TASK DETAILS —
Wherever the word "https" appears in the entries, copy the whole line.

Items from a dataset
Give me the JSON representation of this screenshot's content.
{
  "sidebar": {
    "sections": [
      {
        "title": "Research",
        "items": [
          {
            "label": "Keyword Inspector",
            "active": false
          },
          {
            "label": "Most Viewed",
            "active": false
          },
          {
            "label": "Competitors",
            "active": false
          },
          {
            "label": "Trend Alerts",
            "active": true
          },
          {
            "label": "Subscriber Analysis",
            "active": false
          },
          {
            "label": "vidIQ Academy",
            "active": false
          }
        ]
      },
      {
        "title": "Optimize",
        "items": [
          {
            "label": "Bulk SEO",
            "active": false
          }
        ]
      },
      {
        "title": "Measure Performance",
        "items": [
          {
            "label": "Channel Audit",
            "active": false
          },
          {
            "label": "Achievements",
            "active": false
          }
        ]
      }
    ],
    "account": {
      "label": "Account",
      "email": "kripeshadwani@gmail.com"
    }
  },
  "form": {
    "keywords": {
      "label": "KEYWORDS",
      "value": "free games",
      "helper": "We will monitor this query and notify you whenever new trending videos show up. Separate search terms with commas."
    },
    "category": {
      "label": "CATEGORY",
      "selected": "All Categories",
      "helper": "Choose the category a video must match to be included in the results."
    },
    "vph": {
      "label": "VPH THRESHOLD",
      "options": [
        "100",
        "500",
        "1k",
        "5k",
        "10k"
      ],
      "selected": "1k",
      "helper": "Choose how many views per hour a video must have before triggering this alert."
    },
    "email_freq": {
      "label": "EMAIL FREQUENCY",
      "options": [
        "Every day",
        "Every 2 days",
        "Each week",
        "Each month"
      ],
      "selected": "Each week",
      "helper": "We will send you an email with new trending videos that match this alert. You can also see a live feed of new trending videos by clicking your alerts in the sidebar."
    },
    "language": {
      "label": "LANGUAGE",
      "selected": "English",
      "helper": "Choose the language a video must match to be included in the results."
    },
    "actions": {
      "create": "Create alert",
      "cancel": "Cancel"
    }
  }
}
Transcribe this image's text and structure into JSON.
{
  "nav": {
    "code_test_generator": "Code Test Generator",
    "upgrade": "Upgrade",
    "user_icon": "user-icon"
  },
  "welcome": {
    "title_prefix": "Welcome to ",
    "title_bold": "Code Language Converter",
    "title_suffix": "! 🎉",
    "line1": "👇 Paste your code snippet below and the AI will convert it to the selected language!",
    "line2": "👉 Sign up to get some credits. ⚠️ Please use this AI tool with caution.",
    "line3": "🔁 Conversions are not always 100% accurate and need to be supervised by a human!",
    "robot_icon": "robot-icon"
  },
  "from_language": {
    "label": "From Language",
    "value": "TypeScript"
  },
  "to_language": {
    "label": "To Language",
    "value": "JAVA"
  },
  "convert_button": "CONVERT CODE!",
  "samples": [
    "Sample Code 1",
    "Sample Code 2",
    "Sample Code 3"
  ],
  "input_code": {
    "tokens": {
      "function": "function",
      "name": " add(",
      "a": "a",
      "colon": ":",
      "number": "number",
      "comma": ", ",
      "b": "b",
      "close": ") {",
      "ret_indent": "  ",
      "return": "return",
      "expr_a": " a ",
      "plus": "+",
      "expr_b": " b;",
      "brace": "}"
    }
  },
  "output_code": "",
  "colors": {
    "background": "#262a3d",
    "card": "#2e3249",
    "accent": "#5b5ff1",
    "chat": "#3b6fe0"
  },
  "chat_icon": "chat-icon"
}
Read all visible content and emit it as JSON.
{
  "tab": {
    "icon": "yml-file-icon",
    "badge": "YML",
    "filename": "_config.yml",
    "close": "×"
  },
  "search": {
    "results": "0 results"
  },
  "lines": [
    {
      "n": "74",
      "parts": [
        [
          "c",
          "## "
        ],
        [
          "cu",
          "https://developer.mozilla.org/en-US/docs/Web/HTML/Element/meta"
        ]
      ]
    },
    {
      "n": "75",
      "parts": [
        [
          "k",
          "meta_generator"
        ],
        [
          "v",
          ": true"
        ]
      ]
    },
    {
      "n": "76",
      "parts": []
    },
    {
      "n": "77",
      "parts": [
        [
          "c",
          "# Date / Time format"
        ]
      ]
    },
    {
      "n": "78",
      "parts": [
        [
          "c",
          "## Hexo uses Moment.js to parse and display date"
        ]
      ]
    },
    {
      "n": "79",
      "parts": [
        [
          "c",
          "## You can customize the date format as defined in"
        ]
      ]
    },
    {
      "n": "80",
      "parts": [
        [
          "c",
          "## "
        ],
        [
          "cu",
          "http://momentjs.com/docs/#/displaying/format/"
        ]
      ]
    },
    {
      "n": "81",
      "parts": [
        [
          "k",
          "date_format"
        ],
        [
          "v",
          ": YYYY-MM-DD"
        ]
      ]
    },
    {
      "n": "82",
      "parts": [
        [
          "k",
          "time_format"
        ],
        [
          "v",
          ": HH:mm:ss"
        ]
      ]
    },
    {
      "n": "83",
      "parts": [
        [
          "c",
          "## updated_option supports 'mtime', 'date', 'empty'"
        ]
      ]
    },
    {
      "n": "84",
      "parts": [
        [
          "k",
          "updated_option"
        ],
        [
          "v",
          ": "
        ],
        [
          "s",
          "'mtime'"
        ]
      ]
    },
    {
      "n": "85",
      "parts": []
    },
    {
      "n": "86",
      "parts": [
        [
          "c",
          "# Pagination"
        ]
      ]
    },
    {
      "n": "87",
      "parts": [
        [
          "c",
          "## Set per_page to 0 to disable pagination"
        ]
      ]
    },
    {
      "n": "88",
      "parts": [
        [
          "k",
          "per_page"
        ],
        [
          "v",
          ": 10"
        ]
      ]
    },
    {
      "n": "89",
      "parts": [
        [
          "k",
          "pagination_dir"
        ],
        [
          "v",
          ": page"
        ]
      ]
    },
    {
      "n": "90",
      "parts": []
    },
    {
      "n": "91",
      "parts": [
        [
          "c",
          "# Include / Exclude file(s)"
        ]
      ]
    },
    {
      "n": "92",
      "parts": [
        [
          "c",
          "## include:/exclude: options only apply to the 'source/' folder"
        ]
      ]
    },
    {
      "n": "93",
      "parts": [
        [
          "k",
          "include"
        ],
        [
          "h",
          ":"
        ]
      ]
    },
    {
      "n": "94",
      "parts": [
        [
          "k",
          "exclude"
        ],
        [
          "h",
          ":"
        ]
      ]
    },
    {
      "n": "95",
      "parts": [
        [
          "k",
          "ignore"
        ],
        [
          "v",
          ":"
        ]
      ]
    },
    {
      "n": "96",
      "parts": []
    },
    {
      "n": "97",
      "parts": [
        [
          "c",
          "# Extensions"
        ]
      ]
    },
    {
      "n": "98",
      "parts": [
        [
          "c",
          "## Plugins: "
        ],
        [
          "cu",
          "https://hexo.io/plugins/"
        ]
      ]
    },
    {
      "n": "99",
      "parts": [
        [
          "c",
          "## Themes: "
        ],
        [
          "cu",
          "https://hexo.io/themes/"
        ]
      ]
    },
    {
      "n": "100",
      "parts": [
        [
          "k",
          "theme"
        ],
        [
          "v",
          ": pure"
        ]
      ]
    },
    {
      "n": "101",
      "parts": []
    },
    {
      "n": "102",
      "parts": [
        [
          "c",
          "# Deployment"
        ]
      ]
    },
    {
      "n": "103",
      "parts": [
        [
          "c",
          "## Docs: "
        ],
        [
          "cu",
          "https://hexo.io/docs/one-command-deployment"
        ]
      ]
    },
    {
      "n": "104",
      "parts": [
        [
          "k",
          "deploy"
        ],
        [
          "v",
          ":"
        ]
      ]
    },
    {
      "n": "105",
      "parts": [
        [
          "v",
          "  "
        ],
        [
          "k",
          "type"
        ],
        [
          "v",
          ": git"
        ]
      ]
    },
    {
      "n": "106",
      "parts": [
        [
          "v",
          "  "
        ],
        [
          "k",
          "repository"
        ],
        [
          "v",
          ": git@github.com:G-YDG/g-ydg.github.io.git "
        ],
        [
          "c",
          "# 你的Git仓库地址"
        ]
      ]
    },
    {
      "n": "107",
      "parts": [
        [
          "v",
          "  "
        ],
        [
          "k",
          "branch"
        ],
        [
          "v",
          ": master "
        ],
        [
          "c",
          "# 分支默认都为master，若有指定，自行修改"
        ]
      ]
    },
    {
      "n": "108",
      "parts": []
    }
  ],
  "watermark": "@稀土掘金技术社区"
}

YOUR SOLUTION —
          "https://developer.mozilla.org/en-US/docs/Web/HTML/Element/meta"
          "https://hexo.io/plugins/"
          "https://hexo.io/themes/"
          "https://hexo.io/docs/one-command-deployment"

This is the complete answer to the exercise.